Extracted data:
● ● ● ●

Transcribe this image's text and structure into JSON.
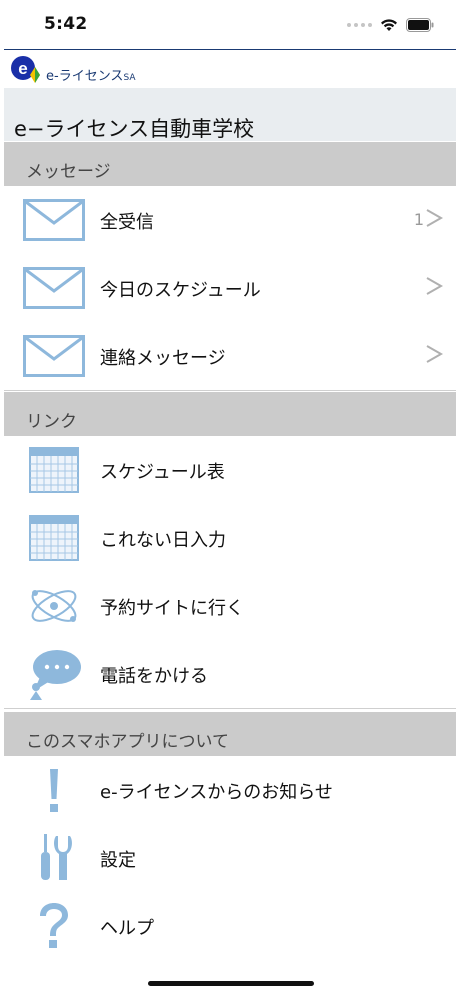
{
  "status": {
    "time": "5:42"
  },
  "logo": {
    "text_main": "e-ライセンス",
    "text_sub": "SA"
  },
  "title": "e−ライセンス自動車学校",
  "sections": {
    "messages": "メッセージ",
    "links": "リンク",
    "about": "このスマホアプリについて"
  },
  "messages": [
    {
      "label": "全受信",
      "count": "1",
      "icon": "envelope-icon"
    },
    {
      "label": "今日のスケジュール",
      "count": "",
      "icon": "envelope-icon"
    },
    {
      "label": "連絡メッセージ",
      "count": "",
      "icon": "envelope-icon"
    }
  ],
  "links": [
    {
      "label": "スケジュール表",
      "icon": "calendar-icon"
    },
    {
      "label": "これない日入力",
      "icon": "calendar-icon"
    },
    {
      "label": "予約サイトに行く",
      "icon": "atom-icon"
    },
    {
      "label": "電話をかける",
      "icon": "speech-bubble-icon"
    }
  ],
  "about": [
    {
      "label": "e-ライセンスからのお知らせ",
      "icon": "exclamation-icon"
    },
    {
      "label": "設定",
      "icon": "tools-icon"
    },
    {
      "label": "ヘルプ",
      "icon": "question-icon"
    }
  ],
  "colors": {
    "accent": "#8eb8dc",
    "header_line": "#1a3a73",
    "section_bg": "#cbcbcb",
    "title_bg": "#e9edf0"
  }
}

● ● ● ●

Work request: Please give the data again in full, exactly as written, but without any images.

Task response:
Transcribe this image's text and structure into JSON.
{
  "status": {
    "time": "5:42"
  },
  "logo": {
    "text_main": "e-ライセンス",
    "text_sub": "SA"
  },
  "title": "e−ライセンス自動車学校",
  "sections": {
    "messages": "メッセージ",
    "links": "リンク",
    "about": "このスマホアプリについて"
  },
  "messages": [
    {
      "label": "全受信",
      "count": "1",
      "icon": "envelope-icon"
    },
    {
      "label": "今日のスケジュール",
      "count": "",
      "icon": "envelope-icon"
    },
    {
      "label": "連絡メッセージ",
      "count": "",
      "icon": "envelope-icon"
    }
  ],
  "links": [
    {
      "label": "スケジュール表",
      "icon": "calendar-icon"
    },
    {
      "label": "これない日入力",
      "icon": "calendar-icon"
    },
    {
      "label": "予約サイトに行く",
      "icon": "atom-icon"
    },
    {
      "label": "電話をかける",
      "icon": "speech-bubble-icon"
    }
  ],
  "about": [
    {
      "label": "e-ライセンスからのお知らせ",
      "icon": "exclamation-icon"
    },
    {
      "label": "設定",
      "icon": "tools-icon"
    },
    {
      "label": "ヘルプ",
      "icon": "question-icon"
    }
  ],
  "colors": {
    "accent": "#8eb8dc",
    "header_line": "#1a3a73",
    "section_bg": "#cbcbcb",
    "title_bg": "#e9edf0"
  }
}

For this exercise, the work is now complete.